With fewer deals going through at the bottom end of the housing ladder the whole property market has struggled to recover in recent years.
The new scheme, officially launched yesterday, has seen the city council join forces with Lloyds TSB. The council has agreed to act as a guarantor for a 20 per cent slice of mortgages up to £142,500, which means that people signed up to the scheme will only have to find a deposit of five per cent and Lloyds will be able to offer mortgages at highly competitive rates.
Although the maximum mortgage value covered by the scheme is below the city's average house price it does cover many properties currently on the market, including one-bedroomed flats and even two-bedroomed houses in St George for sale at around £140,000. Demand is expected to be high although the scheme is likely to be run for at least two years.
The council has set aside a pot of £2 million for the scheme but there are a number of conditions.
People taking part in the scheme have to be first-time buyers and the house has to be within the city council's boundaries.
Similar schemes are being set up in other parts of the country but the city council is one of the first local authorities to get involved in lending directly to home-owners.
Anthony Negus, the cabinet councillor in charge of housing, property services and regeneration, said: "We know that only a small proportion of the city's younger households, just over a third, can afford to buy their own home now.
"This scheme will make a major difference to the lives of a number of young people across the city and help boost the sluggish local housing market.
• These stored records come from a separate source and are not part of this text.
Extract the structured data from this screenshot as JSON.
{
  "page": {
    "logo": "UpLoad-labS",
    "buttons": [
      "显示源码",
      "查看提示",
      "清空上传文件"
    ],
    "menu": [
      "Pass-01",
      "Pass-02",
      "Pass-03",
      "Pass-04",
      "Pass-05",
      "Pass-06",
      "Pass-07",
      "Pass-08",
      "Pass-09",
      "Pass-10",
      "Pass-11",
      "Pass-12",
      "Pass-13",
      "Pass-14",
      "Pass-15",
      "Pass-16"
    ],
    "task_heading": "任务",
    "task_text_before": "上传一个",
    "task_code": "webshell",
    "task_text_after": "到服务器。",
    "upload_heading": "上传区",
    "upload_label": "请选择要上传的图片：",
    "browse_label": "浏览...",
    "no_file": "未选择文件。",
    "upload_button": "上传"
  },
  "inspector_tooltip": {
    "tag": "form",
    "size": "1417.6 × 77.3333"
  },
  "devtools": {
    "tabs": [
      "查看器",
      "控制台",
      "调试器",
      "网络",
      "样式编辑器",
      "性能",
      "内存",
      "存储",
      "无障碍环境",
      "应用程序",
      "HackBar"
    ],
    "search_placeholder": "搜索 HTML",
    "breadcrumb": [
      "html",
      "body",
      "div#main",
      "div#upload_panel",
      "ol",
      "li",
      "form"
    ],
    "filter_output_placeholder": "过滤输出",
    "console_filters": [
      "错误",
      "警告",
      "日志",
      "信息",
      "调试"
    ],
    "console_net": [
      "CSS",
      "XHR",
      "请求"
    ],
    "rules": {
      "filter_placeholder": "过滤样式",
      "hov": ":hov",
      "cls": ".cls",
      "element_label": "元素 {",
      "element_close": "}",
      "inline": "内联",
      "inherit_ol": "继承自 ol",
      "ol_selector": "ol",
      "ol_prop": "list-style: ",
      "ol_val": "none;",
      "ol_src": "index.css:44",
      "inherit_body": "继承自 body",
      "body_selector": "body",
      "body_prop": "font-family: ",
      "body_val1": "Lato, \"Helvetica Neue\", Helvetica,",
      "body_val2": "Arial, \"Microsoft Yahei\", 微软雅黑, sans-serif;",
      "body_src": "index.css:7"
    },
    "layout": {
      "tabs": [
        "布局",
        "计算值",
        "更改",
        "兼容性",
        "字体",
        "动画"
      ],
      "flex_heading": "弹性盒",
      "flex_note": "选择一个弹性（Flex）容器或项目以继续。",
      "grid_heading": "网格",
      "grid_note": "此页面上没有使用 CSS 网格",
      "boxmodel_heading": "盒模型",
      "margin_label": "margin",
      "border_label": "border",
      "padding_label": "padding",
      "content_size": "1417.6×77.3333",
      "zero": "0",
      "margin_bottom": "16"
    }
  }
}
We know that times are tough for many people at the moment and are doing all that we can to find ways in which we can support those who need help."
Although the scheme was only launched yesterday, Lloyds has already had more than 40 enquiries from interested people.
Lloyds TSB commercial director Steven Noakes said: "With the launch of Local Lend a Hand scheme in Bristol, we're making the housing market more accessible to more people.
"Helping people to buy their first home is crucial in achieving and maintaining a sustainable housing market."
Cecilie Booth, director at scheme partners Sector Treasury Services, said the scheme was intended to "bridge the gap" for potential first-time buyers who can afford mortgage repayments on a typical first home but do not have a sufficient deposit to obtain a mortgage in the open market.
The city council has also got involved in a scheme which involves taking over derelict properties and renovating them so they can be used for housing.